In keeping with its composed GT character it makes sense to let the auto 'box do all the work for you. From looking at the figures it would be understandable to see the V6 Coupe as something of a rubber-burning hooligan — but you'd be wrong. That's not to say it doesn't party: standstill to the benchmark 62mph is done and dusted in 7.9 seconds and it will run all the way up to 151mph.

Another major benefit of the turbodiesel power is, of course, the fuel economy. Official consumption figures for the 3.0-litre HDi are 28.2, 39.2 and 50.4mpg respectively for Urban, Combined and Extra-urban. During our week with the car we recorded an overall average of 34.6mpg.

Driving the big Coupe requires little effort from the driver. It's a well sorted car and handles more than capably. Traction is good for a powerful front-wheel drive car — in spite of the 338lb ft of torque being sent through the front wheels, there's no discernible torque steer. And the pretty impressive grip and stability, coupled with an almost complete absence of roll, makes this 407 Coupe a trustworthy steed — whether you're wafting around the lanes taking in the scenery or pressing on down the motorway. The brakes — big, hefty vented discs at the front — are powerful and get on with the job without attracting your attention: your foot presses; you stop.
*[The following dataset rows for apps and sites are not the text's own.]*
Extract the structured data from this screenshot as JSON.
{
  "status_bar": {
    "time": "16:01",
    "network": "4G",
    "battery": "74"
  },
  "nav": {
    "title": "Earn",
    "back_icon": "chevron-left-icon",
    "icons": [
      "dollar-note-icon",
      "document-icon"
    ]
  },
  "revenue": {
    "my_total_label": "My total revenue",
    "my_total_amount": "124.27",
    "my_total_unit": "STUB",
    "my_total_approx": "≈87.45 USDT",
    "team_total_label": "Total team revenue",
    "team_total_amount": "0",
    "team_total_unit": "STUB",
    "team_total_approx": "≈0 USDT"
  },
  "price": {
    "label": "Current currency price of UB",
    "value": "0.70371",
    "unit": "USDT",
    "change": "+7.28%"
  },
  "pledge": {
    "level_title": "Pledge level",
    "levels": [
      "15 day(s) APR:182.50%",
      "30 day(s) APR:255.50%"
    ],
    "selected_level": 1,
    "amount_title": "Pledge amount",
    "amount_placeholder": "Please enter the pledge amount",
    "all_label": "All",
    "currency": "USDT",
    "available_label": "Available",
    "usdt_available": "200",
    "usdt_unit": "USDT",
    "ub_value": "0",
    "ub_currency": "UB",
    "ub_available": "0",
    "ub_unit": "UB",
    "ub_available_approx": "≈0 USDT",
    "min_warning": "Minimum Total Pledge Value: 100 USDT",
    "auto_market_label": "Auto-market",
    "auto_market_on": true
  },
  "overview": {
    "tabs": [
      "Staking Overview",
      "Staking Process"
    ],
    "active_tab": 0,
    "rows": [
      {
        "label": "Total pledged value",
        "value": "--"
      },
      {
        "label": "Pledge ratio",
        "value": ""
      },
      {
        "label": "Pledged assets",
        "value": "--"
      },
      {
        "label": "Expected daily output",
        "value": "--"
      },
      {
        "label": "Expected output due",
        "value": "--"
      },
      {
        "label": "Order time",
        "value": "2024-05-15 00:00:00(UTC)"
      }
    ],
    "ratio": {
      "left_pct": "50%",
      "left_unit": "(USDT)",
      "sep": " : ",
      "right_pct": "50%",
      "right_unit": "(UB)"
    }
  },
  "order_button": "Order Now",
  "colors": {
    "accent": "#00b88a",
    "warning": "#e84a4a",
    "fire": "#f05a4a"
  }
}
When called upon to do so, the Coupe is a vigorous ground coverer. Push the button on the centre stack to permanently lock the electronically adjustable dampers in their firmest setting and move the selector lever to the left (into 'manual' mode — there's also a Sport mode as well as a Winter setting) and you can exploit the torque-rich V6's effortless flexibility using light fore and aft taps on the gear lever to trigger instant and fluent up and down shifts and maximise control on quicker secondary roads.

However, most of the time the 'Auto' damper setting is perfectly fine for managing both 'soft' and 'hard' driving styles, particularly with the autobox in its Sport setting. With transmission and dampers in Auto modes, you'll enjoy a tranquil and well-controlled ride. Speed humps, however, are best taken at moderate speeds. For the record, the Coupe's unruffled ride quality was achieved running on 19-inch alloys wearing low-pro 235/40 Pirelli P Zero tyres.

In town, the steering is pleasantly weighted. A touch on the light side, perhaps, but combined with good front and side visibility it makes easy work of placing what is a really quite a long and wide car. Nor is parking a problem, thanks to the standard-fit rear parking aid that provides both audible and visual feedback; it's also very accurate, even picking out low kerbs.

So, how did it do? The 407 Coupe in V6 turbodiesel guise is an elegant and comfortable Grand Tourer that will waft you from A to B in limousine majesty, quietly and more frugally than many of its more expensive rivals — and for less than £30K. For drivers with no need of a badge to define who they are, it's a welcome option to the more expensive German brands. — MotorBar

Peugeot 407 Coupe Sport V6 HDi 240
| £28,090
Maximum speed: 151mph | 0-62mph: 7.9 seconds | Overall test MPG: 34.6mpg
Power: 240bhp | Torque: 338lb ft | CO2 189g/km | Insurance group 17E/40E